▸ **What this task involves**
The answer must be every line below that contains the string "Física".

(Beginning of Task material)

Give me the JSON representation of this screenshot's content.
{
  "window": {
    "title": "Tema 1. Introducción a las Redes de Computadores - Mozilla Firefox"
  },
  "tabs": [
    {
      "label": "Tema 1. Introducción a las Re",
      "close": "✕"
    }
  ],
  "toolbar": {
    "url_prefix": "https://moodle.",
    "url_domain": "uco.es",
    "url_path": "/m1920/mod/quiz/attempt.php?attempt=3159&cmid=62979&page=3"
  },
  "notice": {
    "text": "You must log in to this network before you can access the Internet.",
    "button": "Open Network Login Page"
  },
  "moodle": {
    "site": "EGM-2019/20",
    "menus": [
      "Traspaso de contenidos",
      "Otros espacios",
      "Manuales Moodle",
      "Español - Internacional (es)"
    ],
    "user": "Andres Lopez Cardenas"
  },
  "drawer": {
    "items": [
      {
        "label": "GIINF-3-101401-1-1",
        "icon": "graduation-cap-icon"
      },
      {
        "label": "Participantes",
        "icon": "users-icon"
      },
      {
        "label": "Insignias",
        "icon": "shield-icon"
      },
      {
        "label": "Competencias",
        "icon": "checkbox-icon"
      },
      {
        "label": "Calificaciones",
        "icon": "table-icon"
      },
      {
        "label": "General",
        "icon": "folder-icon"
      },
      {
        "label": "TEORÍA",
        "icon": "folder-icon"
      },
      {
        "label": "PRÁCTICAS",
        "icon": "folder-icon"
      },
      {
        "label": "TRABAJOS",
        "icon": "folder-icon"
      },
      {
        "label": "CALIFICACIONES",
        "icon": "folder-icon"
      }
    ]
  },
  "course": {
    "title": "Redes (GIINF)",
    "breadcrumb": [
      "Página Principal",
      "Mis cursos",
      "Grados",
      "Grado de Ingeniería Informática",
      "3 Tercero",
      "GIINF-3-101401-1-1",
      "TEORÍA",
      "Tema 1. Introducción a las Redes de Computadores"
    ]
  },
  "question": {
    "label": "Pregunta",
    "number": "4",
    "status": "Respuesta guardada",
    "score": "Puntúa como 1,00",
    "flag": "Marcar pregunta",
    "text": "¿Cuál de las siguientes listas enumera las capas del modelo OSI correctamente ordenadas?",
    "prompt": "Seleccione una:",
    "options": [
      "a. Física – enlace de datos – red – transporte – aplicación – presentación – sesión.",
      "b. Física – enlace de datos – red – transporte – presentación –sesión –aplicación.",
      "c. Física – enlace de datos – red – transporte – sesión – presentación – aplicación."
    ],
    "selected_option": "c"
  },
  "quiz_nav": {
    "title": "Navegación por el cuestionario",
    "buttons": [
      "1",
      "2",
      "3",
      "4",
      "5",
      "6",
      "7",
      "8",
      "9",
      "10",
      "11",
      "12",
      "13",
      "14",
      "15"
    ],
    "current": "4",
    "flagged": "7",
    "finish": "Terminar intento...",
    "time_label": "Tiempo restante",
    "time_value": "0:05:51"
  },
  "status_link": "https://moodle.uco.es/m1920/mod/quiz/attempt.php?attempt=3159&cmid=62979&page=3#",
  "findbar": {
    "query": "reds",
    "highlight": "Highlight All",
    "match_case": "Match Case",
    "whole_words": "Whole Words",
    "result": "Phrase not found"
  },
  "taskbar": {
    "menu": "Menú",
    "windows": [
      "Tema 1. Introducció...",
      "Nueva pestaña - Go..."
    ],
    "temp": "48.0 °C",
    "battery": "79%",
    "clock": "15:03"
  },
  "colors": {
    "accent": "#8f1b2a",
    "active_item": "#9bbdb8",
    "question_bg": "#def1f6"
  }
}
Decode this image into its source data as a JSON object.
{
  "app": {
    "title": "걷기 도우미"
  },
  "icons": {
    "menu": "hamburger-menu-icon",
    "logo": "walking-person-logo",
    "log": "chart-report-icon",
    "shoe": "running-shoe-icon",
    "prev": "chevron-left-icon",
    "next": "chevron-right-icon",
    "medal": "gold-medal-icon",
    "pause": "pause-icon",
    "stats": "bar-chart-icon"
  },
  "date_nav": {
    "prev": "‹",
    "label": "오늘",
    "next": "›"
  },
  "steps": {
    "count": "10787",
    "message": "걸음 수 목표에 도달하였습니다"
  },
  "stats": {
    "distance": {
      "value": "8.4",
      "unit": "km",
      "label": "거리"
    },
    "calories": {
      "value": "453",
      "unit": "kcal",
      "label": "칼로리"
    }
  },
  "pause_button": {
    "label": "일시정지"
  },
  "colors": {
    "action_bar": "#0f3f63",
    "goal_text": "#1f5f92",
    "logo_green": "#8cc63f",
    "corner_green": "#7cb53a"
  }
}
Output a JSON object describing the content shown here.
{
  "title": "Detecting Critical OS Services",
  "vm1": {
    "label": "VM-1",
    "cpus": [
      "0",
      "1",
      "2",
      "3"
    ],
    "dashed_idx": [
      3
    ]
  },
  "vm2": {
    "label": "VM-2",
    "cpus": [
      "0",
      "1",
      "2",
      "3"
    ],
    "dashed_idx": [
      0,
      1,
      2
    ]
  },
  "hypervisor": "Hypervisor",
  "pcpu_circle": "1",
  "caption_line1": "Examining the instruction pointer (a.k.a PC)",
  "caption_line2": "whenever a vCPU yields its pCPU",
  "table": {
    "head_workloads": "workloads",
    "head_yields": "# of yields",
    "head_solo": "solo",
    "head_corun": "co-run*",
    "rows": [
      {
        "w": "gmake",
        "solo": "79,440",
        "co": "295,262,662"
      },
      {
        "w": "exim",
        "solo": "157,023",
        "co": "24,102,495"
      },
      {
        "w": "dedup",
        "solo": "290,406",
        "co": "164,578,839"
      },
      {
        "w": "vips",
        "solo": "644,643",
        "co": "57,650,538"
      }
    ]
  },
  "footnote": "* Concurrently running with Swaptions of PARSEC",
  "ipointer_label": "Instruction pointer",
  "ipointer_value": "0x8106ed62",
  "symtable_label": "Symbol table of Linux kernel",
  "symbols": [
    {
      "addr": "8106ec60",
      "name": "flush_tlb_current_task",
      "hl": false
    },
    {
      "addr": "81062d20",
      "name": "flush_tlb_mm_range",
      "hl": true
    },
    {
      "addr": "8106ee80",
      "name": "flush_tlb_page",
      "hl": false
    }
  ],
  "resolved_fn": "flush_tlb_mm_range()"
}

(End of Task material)

▸ **Answer space**
      "a. Física – enlace de datos – red – transporte – aplicación – presentación – sesión.",
      "b. Física – enlace de datos – red – transporte – presentación –sesión –aplicación.",
      "c. Física – enlace de datos – red – transporte – sesión – presentación – aplicación."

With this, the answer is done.